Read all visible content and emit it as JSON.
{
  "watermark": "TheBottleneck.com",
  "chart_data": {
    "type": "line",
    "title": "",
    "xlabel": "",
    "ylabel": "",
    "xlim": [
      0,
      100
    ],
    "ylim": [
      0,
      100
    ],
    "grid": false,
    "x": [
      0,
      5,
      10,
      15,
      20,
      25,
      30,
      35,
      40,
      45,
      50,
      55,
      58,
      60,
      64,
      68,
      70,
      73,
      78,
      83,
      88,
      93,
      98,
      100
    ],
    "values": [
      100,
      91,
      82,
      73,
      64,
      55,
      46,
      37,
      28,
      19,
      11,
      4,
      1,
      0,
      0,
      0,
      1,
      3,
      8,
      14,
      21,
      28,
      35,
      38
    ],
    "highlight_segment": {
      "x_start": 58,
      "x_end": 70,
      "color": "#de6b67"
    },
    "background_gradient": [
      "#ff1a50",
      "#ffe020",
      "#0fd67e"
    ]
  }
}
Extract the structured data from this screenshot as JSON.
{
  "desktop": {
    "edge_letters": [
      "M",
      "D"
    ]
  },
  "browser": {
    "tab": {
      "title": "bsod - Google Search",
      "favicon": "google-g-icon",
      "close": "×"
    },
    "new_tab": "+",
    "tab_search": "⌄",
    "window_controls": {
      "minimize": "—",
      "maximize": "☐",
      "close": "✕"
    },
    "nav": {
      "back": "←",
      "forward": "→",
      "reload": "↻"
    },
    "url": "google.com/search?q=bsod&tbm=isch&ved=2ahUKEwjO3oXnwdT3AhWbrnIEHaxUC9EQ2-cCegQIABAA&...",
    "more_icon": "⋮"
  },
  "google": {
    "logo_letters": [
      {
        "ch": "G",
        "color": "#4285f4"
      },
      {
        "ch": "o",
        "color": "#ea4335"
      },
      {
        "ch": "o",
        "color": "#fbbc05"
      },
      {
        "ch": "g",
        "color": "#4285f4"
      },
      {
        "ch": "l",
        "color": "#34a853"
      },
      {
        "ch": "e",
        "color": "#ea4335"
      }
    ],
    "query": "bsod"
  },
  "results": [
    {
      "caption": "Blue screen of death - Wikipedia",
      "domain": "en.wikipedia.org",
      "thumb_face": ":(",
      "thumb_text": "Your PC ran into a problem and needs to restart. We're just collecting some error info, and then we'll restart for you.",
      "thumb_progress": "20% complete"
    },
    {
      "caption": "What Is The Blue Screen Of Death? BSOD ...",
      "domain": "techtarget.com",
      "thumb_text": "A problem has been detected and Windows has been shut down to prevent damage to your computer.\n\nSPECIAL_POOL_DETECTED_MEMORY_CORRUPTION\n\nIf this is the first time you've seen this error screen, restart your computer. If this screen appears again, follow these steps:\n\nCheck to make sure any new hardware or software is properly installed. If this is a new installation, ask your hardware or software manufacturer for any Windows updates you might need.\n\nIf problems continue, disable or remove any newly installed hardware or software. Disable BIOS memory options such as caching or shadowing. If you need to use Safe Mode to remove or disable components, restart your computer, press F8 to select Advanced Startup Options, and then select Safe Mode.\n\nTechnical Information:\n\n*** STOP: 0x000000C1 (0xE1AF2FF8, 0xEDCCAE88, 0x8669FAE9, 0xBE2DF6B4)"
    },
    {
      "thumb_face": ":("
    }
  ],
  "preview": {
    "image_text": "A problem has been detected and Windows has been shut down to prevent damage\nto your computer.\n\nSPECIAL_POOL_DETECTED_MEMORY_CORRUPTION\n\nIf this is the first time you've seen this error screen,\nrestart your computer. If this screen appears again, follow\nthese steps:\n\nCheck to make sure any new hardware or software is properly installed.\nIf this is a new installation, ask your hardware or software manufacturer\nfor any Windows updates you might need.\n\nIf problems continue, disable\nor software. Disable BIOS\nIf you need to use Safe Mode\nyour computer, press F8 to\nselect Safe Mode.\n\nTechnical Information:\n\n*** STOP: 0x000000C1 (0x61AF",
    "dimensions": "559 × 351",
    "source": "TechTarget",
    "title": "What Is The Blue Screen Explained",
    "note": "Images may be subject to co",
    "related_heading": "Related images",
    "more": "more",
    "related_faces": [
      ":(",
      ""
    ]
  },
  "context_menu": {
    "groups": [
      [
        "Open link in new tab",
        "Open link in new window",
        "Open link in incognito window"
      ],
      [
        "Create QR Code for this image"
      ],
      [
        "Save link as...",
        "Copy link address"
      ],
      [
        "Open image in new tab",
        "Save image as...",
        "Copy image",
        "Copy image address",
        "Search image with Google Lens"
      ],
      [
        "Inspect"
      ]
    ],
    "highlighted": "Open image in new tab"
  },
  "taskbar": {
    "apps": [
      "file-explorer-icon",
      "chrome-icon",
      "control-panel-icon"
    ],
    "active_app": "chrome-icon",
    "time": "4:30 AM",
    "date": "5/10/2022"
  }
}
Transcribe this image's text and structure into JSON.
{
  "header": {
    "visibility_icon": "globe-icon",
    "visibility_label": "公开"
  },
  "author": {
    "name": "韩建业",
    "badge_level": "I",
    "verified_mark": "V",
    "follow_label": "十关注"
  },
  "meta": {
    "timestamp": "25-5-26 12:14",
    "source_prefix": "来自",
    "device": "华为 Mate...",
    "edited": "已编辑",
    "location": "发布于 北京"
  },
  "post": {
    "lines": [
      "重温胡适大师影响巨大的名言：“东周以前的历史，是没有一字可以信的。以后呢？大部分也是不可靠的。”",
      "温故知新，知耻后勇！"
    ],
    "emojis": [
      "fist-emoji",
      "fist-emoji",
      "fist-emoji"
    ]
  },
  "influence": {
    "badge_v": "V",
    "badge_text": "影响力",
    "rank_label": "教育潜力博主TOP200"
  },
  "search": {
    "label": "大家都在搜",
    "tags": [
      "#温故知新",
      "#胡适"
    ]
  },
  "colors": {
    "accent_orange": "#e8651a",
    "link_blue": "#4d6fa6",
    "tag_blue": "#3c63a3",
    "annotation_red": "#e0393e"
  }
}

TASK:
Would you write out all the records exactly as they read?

REPLY TO THE TASK:
Read all visible content and emit it as JSON.
{
  "watermark": "TheBottleneck.com",
  "chart_data": {
    "type": "line",
    "title": "",
    "xlabel": "",
    "ylabel": "",
    "xlim": [
      0,
      100
    ],
    "ylim": [
      0,
      100
    ],
    "grid": false,
    "x": [
      0,
      5,
      10,
      15,
      20,
      25,
      30,
      35,
      40,
      45,
      50,
      55,
      58,
      60,
      64,
      68,
      70,
      73,
      78,
      83,
      88,
      93,
      98,
      100
    ],
    "values": [
      100,
      91,
      82,
      73,
      64,
      55,
      46,
      37,
      28,
      19,
      11,
      4,
      1,
      0,
      0,
      0,
      1,
      3,
      8,
      14,
      21,
      28,
      35,
      38
    ],
    "highlight_segment": {
      "x_start": 58,
      "x_end": 70,
      "color": "#de6b67"
    },
    "background_gradient": [
      "#ff1a50",
      "#ffe020",
      "#0fd67e"
    ]
  }
}
Extract the structured data from this screenshot as JSON.
{
  "desktop": {
    "edge_letters": [
      "M",
      "D"
    ]
  },
  "browser": {
    "tab": {
      "title": "bsod - Google Search",
      "favicon": "google-g-icon",
      "close": "×"
    },
    "new_tab": "+",
    "tab_search": "⌄",
    "window_controls": {
      "minimize": "—",
      "maximize": "☐",
      "close": "✕"
    },
    "nav": {
      "back": "←",
      "forward": "→",
      "reload": "↻"
    },
    "url": "google.com/search?q=bsod&tbm=isch&ved=2ahUKEwjO3oXnwdT3AhWbrnIEHaxUC9EQ2-cCegQIABAA&...",
    "more_icon": "⋮"
  },
  "google": {
    "logo_letters": [
      {
        "ch": "G",
        "color": "#4285f4"
      },
      {
        "ch": "o",
        "color": "#ea4335"
      },
      {
        "ch": "o",
        "color": "#fbbc05"
      },
      {
        "ch": "g",
        "color": "#4285f4"
      },
      {
        "ch": "l",
        "color": "#34a853"
      },
      {
        "ch": "e",
        "color": "#ea4335"
      }
    ],
    "query": "bsod"
  },
  "results": [
    {
      "caption": "Blue screen of death - Wikipedia",
      "domain": "en.wikipedia.org",
      "thumb_face": ":(",
      "thumb_text": "Your PC ran into a problem and needs to restart. We're just collecting some error info, and then we'll restart for you.",
      "thumb_progress": "20% complete"
    },
    {
      "caption": "What Is The Blue Screen Of Death? BSOD ...",
      "domain": "techtarget.com",
      "thumb_text": "A problem has been detected and Windows has been shut down to prevent damage to your computer.\n\nSPECIAL_POOL_DETECTED_MEMORY_CORRUPTION\n\nIf this is the first time you've seen this error screen, restart your computer. If this screen appears again, follow these steps:\n\nCheck to make sure any new hardware or software is properly installed. If this is a new installation, ask your hardware or software manufacturer for any Windows updates you might need.\n\nIf problems continue, disable or remove any newly installed hardware or software. Disable BIOS memory options such as caching or shadowing. If you need to use Safe Mode to remove or disable components, restart your computer, press F8 to select Advanced Startup Options, and then select Safe Mode.\n\nTechnical Information:\n\n*** STOP: 0x000000C1 (0xE1AF2FF8, 0xEDCCAE88, 0x8669FAE9, 0xBE2DF6B4)"
    },
    {
      "thumb_face": ":("
    }
  ],
  "preview": {
    "image_text": "A problem has been detected and Windows has been shut down to prevent damage\nto your computer.\n\nSPECIAL_POOL_DETECTED_MEMORY_CORRUPTION\n\nIf this is the first time you've seen this error screen,\nrestart your computer. If this screen appears again, follow\nthese steps:\n\nCheck to make sure any new hardware or software is properly installed.\nIf this is a new installation, ask your hardware or software manufacturer\nfor any Windows updates you might need.\n\nIf problems continue, disable\nor software. Disable BIOS\nIf you need to use Safe Mode\nyour computer, press F8 to\nselect Safe Mode.\n\nTechnical Information:\n\n*** STOP: 0x000000C1 (0x61AF",
    "dimensions": "559 × 351",
    "source": "TechTarget",
    "title": "What Is The Blue Screen Explained",
    "note": "Images may be subject to co",
    "related_heading": "Related images",
    "more": "more",
    "related_faces": [
      ":(",
      ""
    ]
  },
  "context_menu": {
    "groups": [
      [
        "Open link in new tab",
        "Open link in new window",
        "Open link in incognito window"
      ],
      [
        "Create QR Code for this image"
      ],
      [
        "Save link as...",
        "Copy link address"
      ],
      [
        "Open image in new tab",
        "Save image as...",
        "Copy image",
        "Copy image address",
        "Search image with Google Lens"
      ],
      [
        "Inspect"
      ]
    ],
    "highlighted": "Open image in new tab"
  },
  "taskbar": {
    "apps": [
      "file-explorer-icon",
      "chrome-icon",
      "control-panel-icon"
    ],
    "active_app": "chrome-icon",
    "time": "4:30 AM",
    "date": "5/10/2022"
  }
}
Transcribe this image's text and structure into JSON.
{
  "header": {
    "visibility_icon": "globe-icon",
    "visibility_label": "公开"
  },
  "author": {
    "name": "韩建业",
    "badge_level": "I",
    "verified_mark": "V",
    "follow_label": "十关注"
  },
  "meta": {
    "timestamp": "25-5-26 12:14",
    "source_prefix": "来自",
    "device": "华为 Mate...",
    "edited": "已编辑",
    "location": "发布于 北京"
  },
  "post": {
    "lines": [
      "重温胡适大师影响巨大的名言：“东周以前的历史，是没有一字可以信的。以后呢？大部分也是不可靠的。”",
      "温故知新，知耻后勇！"
    ],
    "emojis": [
      "fist-emoji",
      "fist-emoji",
      "fist-emoji"
    ]
  },
  "influence": {
    "badge_v": "V",
    "badge_text": "影响力",
    "rank_label": "教育潜力博主TOP200"
  },
  "search": {
    "label": "大家都在搜",
    "tags": [
      "#温故知新",
      "#胡适"
    ]
  },
  "colors": {
    "accent_orange": "#e8651a",
    "link_blue": "#4d6fa6",
    "tag_blue": "#3c63a3",
    "annotation_red": "#e0393e"
  }
}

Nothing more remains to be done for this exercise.